==== DATA PROVIDED
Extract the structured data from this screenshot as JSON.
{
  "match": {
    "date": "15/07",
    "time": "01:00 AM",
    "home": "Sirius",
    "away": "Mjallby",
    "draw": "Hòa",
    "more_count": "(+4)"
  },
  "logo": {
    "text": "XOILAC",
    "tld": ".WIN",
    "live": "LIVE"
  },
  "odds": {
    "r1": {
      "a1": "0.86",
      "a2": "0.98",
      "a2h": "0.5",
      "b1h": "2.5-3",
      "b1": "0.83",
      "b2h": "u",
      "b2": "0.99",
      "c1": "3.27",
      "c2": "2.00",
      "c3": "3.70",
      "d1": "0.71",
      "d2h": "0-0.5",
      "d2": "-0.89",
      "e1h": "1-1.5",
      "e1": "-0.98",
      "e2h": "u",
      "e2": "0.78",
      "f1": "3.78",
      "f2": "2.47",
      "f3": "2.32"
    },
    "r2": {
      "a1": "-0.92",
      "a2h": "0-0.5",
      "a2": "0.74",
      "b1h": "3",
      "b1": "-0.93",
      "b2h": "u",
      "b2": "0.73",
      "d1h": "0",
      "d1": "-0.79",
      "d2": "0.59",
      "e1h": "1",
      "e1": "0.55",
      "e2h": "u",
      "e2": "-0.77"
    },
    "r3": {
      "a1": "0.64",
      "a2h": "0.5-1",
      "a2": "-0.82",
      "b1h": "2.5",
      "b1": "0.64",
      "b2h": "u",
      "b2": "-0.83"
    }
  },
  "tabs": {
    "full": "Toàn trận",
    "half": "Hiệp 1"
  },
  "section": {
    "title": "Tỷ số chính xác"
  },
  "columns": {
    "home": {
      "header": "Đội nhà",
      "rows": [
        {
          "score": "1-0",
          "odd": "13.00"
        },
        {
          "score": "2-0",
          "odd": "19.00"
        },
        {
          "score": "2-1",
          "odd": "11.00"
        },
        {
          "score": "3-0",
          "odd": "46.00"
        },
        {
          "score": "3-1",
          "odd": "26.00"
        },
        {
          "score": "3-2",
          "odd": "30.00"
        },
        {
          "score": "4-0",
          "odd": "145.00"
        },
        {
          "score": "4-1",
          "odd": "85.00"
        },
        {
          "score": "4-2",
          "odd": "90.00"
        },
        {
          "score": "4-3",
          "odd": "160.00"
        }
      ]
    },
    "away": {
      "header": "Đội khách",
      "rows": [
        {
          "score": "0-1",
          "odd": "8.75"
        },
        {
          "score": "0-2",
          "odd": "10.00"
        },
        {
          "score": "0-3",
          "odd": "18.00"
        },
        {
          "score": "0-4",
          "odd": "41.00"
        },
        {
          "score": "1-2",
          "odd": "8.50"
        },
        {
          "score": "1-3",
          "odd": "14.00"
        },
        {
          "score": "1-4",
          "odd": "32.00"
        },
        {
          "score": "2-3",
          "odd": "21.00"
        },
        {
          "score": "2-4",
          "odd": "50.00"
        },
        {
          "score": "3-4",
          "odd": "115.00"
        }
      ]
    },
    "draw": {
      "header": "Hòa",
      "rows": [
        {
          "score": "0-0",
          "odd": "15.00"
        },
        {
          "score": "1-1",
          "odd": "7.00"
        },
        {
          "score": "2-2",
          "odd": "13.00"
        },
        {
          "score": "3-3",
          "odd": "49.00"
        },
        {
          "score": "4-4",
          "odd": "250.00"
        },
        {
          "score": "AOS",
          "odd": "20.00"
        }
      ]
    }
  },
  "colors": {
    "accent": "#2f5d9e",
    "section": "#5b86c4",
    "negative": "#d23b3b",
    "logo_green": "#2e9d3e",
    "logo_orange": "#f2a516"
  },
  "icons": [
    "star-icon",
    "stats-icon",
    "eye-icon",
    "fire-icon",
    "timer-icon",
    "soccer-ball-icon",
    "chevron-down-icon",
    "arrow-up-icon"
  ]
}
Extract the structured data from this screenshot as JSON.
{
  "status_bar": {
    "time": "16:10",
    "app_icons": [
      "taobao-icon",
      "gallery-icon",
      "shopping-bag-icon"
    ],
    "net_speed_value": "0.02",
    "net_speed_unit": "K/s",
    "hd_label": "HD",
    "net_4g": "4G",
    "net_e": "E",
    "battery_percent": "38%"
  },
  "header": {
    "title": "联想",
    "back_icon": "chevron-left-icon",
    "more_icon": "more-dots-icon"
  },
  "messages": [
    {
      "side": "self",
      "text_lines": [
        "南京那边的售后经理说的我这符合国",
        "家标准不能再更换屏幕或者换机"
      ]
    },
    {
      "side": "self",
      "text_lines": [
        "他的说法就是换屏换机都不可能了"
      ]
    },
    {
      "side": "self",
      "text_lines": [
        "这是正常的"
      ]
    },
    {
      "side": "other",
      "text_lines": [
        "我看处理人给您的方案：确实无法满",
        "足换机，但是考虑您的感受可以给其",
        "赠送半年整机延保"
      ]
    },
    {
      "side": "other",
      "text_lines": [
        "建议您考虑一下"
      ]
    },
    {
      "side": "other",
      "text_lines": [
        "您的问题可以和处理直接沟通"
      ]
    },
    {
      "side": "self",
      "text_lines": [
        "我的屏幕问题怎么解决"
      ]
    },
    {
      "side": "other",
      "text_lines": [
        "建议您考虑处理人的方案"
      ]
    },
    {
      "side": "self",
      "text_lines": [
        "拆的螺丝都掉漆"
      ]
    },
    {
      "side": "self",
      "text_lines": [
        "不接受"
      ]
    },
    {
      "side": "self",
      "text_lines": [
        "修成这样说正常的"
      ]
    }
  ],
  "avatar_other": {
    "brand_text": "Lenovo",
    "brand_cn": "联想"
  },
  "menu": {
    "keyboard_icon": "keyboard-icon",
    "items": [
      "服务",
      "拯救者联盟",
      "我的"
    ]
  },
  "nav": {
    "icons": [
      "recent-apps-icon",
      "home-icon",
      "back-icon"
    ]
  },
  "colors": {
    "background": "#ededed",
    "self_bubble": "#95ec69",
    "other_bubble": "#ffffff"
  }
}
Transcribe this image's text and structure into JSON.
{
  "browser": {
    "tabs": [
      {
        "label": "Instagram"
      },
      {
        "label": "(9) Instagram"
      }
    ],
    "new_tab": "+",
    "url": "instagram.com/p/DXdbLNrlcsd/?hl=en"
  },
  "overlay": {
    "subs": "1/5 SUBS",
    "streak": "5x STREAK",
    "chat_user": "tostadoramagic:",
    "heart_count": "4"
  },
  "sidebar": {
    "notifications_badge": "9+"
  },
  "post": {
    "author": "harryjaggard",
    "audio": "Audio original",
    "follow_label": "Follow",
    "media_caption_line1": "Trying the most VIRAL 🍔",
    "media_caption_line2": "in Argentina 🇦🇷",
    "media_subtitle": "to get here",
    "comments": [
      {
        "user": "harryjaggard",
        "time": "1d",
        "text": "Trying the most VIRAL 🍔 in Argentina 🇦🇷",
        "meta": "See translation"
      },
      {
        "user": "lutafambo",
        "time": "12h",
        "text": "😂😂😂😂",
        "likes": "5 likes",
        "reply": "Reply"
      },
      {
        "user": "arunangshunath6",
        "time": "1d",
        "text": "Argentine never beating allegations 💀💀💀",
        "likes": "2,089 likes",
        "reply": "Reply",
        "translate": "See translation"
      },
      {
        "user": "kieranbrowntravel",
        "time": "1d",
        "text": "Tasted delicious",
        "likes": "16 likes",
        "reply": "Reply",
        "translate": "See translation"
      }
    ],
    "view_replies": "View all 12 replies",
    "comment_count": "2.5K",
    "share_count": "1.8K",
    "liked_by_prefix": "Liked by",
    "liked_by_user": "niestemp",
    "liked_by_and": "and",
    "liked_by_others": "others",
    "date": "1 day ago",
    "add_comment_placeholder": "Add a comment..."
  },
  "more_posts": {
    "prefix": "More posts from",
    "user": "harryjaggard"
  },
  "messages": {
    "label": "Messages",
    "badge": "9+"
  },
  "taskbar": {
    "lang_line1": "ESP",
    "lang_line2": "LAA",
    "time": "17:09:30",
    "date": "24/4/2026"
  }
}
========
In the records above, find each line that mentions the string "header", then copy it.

      "header": "Đội nhà",
      "header": "Đội khách",
      "header": "Hòa",
  "header": {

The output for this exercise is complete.